1. Have the students write them down. It sets the tone and makes them responsible for their learning, but mostly it makes them open their binder before class starts. ;)
2. Date the goal. That way all goals can be tracked and they'll know if they are missing a day.
3. Model the process. Use a learning goal page for yourself and show the kids how they should go about writing and reflecting.
4. Give options for how to accomplish the goal if they didn't in class. Some kids will say "I don't know what to do" if you don't give them tips like going online or asking a friend for help.
5. Get them to use a tracker often. During class it should be accessible as well as during homework time. This way if they have any questions and you're not around they won't forget the question.
6. Write down the goal from their perspective. Them copying "I will be able to..." is much more powerful than you writing "You will learn how...".
7. Choose language that they will understand...
8. ...but is still is technical and relates to the course. If they don't know "equation" from "expression" then this is another avenue for them to differentiate the two. Hehe... "differentiate" in a sentence about math :)
9. Sometimes, let them make the goals. On some days, give the students their note or lesson first and have them come up with what their goal should be. With your guidance, have them come up with a goal that is specific and measurable. You may have to help them with verbs like describe, explain, identify... but that's where a Bloom's Taxonomy resource like this one will help out:
If you're ready to start using a learning goal tracker, start with my editable version at my TpT store. It's free!

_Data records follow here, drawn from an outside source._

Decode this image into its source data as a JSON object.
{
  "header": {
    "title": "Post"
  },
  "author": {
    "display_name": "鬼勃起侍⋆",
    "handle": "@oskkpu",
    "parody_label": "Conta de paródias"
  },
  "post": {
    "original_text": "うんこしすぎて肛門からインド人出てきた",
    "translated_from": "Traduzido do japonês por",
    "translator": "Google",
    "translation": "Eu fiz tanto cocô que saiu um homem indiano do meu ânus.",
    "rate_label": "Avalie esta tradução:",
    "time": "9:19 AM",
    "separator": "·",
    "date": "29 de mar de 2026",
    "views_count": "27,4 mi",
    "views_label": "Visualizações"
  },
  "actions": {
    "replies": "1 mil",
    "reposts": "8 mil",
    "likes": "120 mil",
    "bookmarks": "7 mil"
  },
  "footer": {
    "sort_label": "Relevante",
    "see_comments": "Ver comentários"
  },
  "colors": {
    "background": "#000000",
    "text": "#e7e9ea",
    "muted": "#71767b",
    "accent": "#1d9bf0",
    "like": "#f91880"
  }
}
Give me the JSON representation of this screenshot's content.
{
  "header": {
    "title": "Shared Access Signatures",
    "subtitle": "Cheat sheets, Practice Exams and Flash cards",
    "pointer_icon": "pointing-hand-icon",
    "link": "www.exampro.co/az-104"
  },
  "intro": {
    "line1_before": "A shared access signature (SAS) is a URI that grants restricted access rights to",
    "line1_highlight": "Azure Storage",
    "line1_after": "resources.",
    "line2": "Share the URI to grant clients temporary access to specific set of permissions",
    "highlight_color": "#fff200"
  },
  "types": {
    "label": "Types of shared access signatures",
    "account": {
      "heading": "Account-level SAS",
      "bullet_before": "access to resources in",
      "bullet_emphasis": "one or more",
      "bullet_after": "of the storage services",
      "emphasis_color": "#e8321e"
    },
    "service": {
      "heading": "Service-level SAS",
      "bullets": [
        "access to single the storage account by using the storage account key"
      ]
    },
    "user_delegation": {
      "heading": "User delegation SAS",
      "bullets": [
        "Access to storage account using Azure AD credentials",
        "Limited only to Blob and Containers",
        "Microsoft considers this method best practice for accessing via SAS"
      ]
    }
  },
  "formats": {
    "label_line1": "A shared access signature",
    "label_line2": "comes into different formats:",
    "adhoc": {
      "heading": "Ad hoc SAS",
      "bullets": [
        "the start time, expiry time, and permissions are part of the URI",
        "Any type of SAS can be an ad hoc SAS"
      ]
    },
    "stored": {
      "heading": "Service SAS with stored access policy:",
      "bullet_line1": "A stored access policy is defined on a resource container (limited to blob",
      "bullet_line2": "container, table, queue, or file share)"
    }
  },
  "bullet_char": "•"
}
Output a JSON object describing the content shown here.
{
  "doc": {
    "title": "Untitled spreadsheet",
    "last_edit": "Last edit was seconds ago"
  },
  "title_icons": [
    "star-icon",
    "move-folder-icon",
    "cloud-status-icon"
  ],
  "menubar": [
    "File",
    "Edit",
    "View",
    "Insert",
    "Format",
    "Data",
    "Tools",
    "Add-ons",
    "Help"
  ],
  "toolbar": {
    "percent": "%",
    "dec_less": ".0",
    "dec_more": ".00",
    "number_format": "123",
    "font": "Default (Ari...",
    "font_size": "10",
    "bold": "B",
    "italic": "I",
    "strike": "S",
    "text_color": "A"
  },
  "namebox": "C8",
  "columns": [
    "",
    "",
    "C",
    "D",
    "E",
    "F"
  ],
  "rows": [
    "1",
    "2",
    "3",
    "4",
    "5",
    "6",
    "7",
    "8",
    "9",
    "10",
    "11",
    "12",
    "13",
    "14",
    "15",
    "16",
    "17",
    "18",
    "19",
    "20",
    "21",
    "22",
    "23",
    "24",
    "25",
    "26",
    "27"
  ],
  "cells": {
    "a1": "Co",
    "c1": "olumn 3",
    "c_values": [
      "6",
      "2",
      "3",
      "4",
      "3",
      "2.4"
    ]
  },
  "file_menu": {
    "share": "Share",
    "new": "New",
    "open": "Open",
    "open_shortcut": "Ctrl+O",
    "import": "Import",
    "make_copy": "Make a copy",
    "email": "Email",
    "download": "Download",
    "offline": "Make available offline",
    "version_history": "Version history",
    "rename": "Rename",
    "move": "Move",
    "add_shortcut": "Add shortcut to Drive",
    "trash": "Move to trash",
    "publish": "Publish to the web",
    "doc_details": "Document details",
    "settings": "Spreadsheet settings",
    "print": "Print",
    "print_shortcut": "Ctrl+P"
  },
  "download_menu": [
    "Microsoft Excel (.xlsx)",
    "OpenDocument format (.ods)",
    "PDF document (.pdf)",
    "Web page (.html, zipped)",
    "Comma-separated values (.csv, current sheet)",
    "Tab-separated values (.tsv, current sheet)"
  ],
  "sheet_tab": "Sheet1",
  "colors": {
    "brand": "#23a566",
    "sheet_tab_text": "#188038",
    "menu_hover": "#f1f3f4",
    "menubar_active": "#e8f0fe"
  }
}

Just let me know if you like it in the ratings and comments section ;)
P.S. Don't forget to enter the giveaway for a free bingo game!